Concordia’s Public Relations Club will debut the college’s first Social Media Summit on April 14.
The Summit, originally proposed by Concordia senior Joel Leeman, will take the place of the club’s annual spring fashion show.
Leeman said he got the idea from Thomson Reuters, a company he interns for in Eagan, Minn. They held a Social Media Summit for their employees, Leeman said, and while he was only able to view a recording of it, he thought it would be a great event to recreate at Concordia.
“It seems like (social media) is something that affects us both socially and personally, but also professionally,” he said.
With a format similar to the Faith, Reason and World Affairs Symposium or the Fuel the Fire Conference, the club plans to have a keynote speaker followed by breakout sessions. These sessions will be led by members of the Concordia community as well as the Fargo-Moorhead and Minneapolis-St. Paul areas.
The group has considered Dan Schawbel, founder of the management consulting firm Millenial Branding, as a likely keynote speaker for the event. Schawbel has appeared on Forbes’ “30 under 30” list. He focuses on teaching people how to create a personal brand and establish an online presence, Leeman said.
“In order to get a job, a lot of times you have to have some sort of an online presence or people are reaching out via some sort of social media,” Leeman said. “In some way, shape, or form, we are going to see a lot more jobs within social media. Even if you’re a teacher, you might use blogging in your classroom.”
The Summit has been funded largely by the Special Projects and Initiatives Fund, which means, as of now, it will not be an annual event, Leeman said. Projects funded by the SPIF are meant to be one-time events with a wide-reaching impact.
“We definitely look at this as the special project that students will get a lot out of,” he said. “We just want to create a really great experience now, and if someone decides they want something similar to it again next year, great.”
One focus of the Public Relations Club is to look at the role of ethics within the community, said Dr. Kirsten Theye, a Concordia professor and advisor to the group. Therefore, the Summit will include a charity component, similar to the fashion show. The charity project will most likely pertain to an aspect of technology.
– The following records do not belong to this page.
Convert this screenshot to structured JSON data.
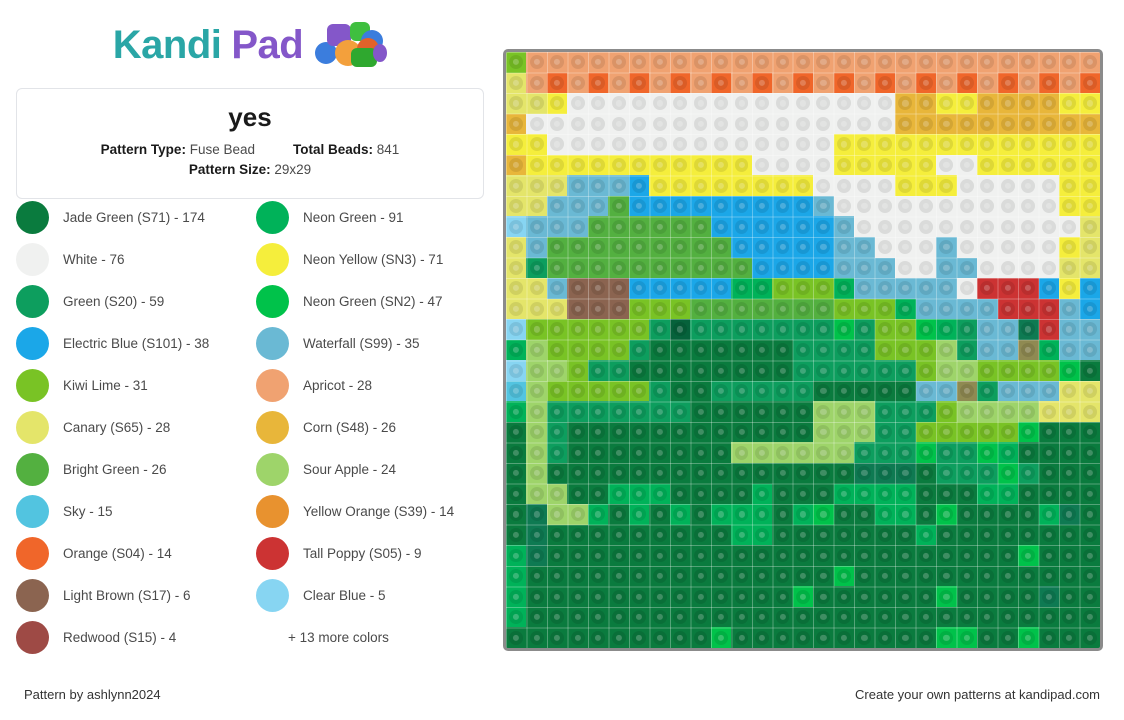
{
  "brand": {
    "name_part1": "Kandi",
    "name_part2": "Pad",
    "icon": "bead-cluster-icon",
    "color_part1": "#2aa6a6",
    "color_part2": "#8457c9"
  },
  "info_card": {
    "title": "yes",
    "pattern_type_label": "Pattern Type:",
    "pattern_type_value": "Fuse Bead",
    "total_beads_label": "Total Beads:",
    "total_beads_value": "841",
    "pattern_size_label": "Pattern Size:",
    "pattern_size_value": "29x29"
  },
  "legend": {
    "more_text": "+ 13 more colors",
    "items": [
      {
        "name": "Jade Green (S71)",
        "count": 174,
        "label": "Jade Green (S71) - 174",
        "color": "#0a7b3e"
      },
      {
        "name": "Neon Green",
        "count": 91,
        "label": "Neon Green - 91",
        "color": "#00b259"
      },
      {
        "name": "White",
        "count": 76,
        "label": "White - 76",
        "color": "#f0f1f0"
      },
      {
        "name": "Neon Yellow (SN3)",
        "count": 71,
        "label": "Neon Yellow (SN3) - 71",
        "color": "#f5ee3c"
      },
      {
        "name": "Green (S20)",
        "count": 59,
        "label": "Green (S20) - 59",
        "color": "#0d9e5e"
      },
      {
        "name": "Neon Green (SN2)",
        "count": 47,
        "label": "Neon Green (SN2) - 47",
        "color": "#00c24a"
      },
      {
        "name": "Electric Blue (S101)",
        "count": 38,
        "label": "Electric Blue (S101) - 38",
        "color": "#1ba7e8"
      },
      {
        "name": "Waterfall (S99)",
        "count": 35,
        "label": "Waterfall (S99) - 35",
        "color": "#6ab9d4"
      },
      {
        "name": "Kiwi Lime",
        "count": 31,
        "label": "Kiwi Lime - 31",
        "color": "#79c325"
      },
      {
        "name": "Apricot",
        "count": 28,
        "label": "Apricot - 28",
        "color": "#f0a271"
      },
      {
        "name": "Canary (S65)",
        "count": 28,
        "label": "Canary (S65) - 28",
        "color": "#e4e56a"
      },
      {
        "name": "Corn (S48)",
        "count": 26,
        "label": "Corn (S48) - 26",
        "color": "#e8b63a"
      },
      {
        "name": "Bright Green",
        "count": 26,
        "label": "Bright Green - 26",
        "color": "#53b040"
      },
      {
        "name": "Sour Apple",
        "count": 24,
        "label": "Sour Apple - 24",
        "color": "#9ed46a"
      },
      {
        "name": "Sky",
        "count": 15,
        "label": "Sky - 15",
        "color": "#52c4e0"
      },
      {
        "name": "Yellow Orange (S39)",
        "count": 14,
        "label": "Yellow Orange (S39) - 14",
        "color": "#e8922f"
      },
      {
        "name": "Orange (S04)",
        "count": 14,
        "label": "Orange (S04) - 14",
        "color": "#f0662a"
      },
      {
        "name": "Tall Poppy (S05)",
        "count": 9,
        "label": "Tall Poppy (S05) - 9",
        "color": "#cc3333"
      },
      {
        "name": "Light Brown (S17)",
        "count": 6,
        "label": "Light Brown (S17) - 6",
        "color": "#8b6450"
      },
      {
        "name": "Clear Blue",
        "count": 5,
        "label": "Clear Blue - 5",
        "color": "#87d5f2"
      },
      {
        "name": "Redwood (S15)",
        "count": 4,
        "label": "Redwood (S15) - 4",
        "color": "#9e4a45"
      }
    ]
  },
  "pattern": {
    "rows": 29,
    "cols": 29,
    "palette": {
      "J": "#0a7b3e",
      "N": "#00b259",
      "W": "#f0f1f0",
      "Y": "#f5ee3c",
      "G": "#0d9e5e",
      "n": "#00c24a",
      "E": "#1ba7e8",
      "F": "#6ab9d4",
      "K": "#79c325",
      "A": "#f0a271",
      "C": "#e4e56a",
      "R": "#e8b63a",
      "B": "#53b040",
      "S": "#9ed46a",
      "Q": "#52c4e0",
      "O": "#e8922f",
      "o": "#f0662a",
      "T": "#cc3333",
      "L": "#8b6450",
      "U": "#87d5f2",
      "D": "#9e4a45",
      "t": "#0e7a52",
      "d": "#06623b",
      "h": "#8f8a52"
    },
    "grid": [
      "KAAAAAAAAAAAAAAAAAAAAAAAAAAAA",
      "CAoAoAoAoAoAoAoAoAoAoAoAoAoAo",
      "CCYWWWWWWWWWWWWWWWWRRYYRRRRYY",
      "RWWWWWWWWWWWWWWWWWWRRRRRRRRRR",
      "YYWWWWWWWWWWWWWWYYYYYYYYYYYYY",
      "RYYYYYYYYYYYWWWWYYYYYWWYYYYYY",
      "CCCFFFEYYYYYYYYWWWWYYYWWWWWYY",
      "CCFFFBEEEEEEEEEFWWWWWWWWWWWYY",
      "UFFFBBBBBBEEEEEEFWWWWWWWWWWWC",
      "CFBBBBBBBBBEEEEEFFWWWFWWWWWYC",
      "CGBBBBBBBBBBEEEEFFFWWFFWWWWCC",
      "CCFLLLEEEEENNKKKNFFFFFWTTTEYE",
      "CCCLLLKKKBBBBBBBKKKNFFFFTTTFEE",
      "UKKKKKKGdGGGGGGGnGKKnNGFFtTFFFC",
      "NSKKKKGJJJJJJJGGGGKKKSGFFhNFFCC",
      "USSKGGJJJJJJJJGGGGGGKSSKKKKnJJJ",
      "QSKKKKKGJJGGGGGJJJJJFFhGFFFCCC",
      "NSGGGGGGGJJJJJJSSSGGGKSSSSCCC",
      "JSGJJJJJJJJJJJJSSSGGKKKKKnJJJ",
      "JSGJJJJJJJJSSSSSSGGGnGGnNJJJJ",
      "JSJJJJJJJJJJJJJJJtttJGGGnGJJJ",
      "JSSJJNNNJJJJNJJJNNNNJJJNNJJJJ",
      "JtSSNJNJNJNNNJNnJJNNJnJJJJNtJ",
      "JtJJJJJJJJJNNJJJJJJJNJJJJJJJJ",
      "NtJJJJJJJJJJJJJJJJJJJJJJJnJJJ",
      "NJJJJJJJJJJJJJJJnJJJJJJJJJJJJ",
      "NJJJJJJJJJJJJJnJJJJJJnJJJJtJJ",
      "NJJJJJJJJJJJJJJJJJJJJJJJJJJJJ",
      "JJJJJJJJJJnJJJJJJJJJJnnJJnJJJ"
    ]
  },
  "footer": {
    "author_text": "Pattern by ashlynn2024",
    "promo_text": "Create your own patterns at kandipad.com"
  }
}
“The whole point is to remember that while we have this amazing opportunity to learn this kind of stuff, let’s not forget there’s the rest of the world who’s not quite so lucky,” Theye said.
The charitable aspect of the event is being decided by one of five committes working on the event, Theye said. The other four are event planning, graphic design, publicity and concurrent sessions.
Kristin Boyum, a senior at Concordia, is the head of the publicity committee. She said that although the Summit is focusing on social media, the event will be publicized through various mediums, including posters, classroom visits, email blasts and Facebook posts.
“We really do want to captivate our audiences,” Boyum said. “(Facebook) is a great tool, but it doesn’t always captivate every…audience. Word of mouth is the ultimate tool to bring awareness to the event.”
Theye said she had some goals for the Summit.
“I hope (the Summit) can give our students the knowledge and the tools to use social media for powers of good and not hamstring their future success because of how they’re using social media now,” she said.
“I can’t stress enough how great it will be for everyone, regardless of major, regardless of interest,” Leeman said. “We’re all going to deal with social media in our lives and if your job doesn’t touch it, I’d love to see what your job is. There’s something in it for everyone.”
Jordan Elton ’14 is majoring in multimedia journalism with a minor in Spanish. She is from Apple Valley, Minn. In addition to writing for the Concordian, Jordan is involved in Student Government Association, Habitat for Humanity and Campus Ministry Commission.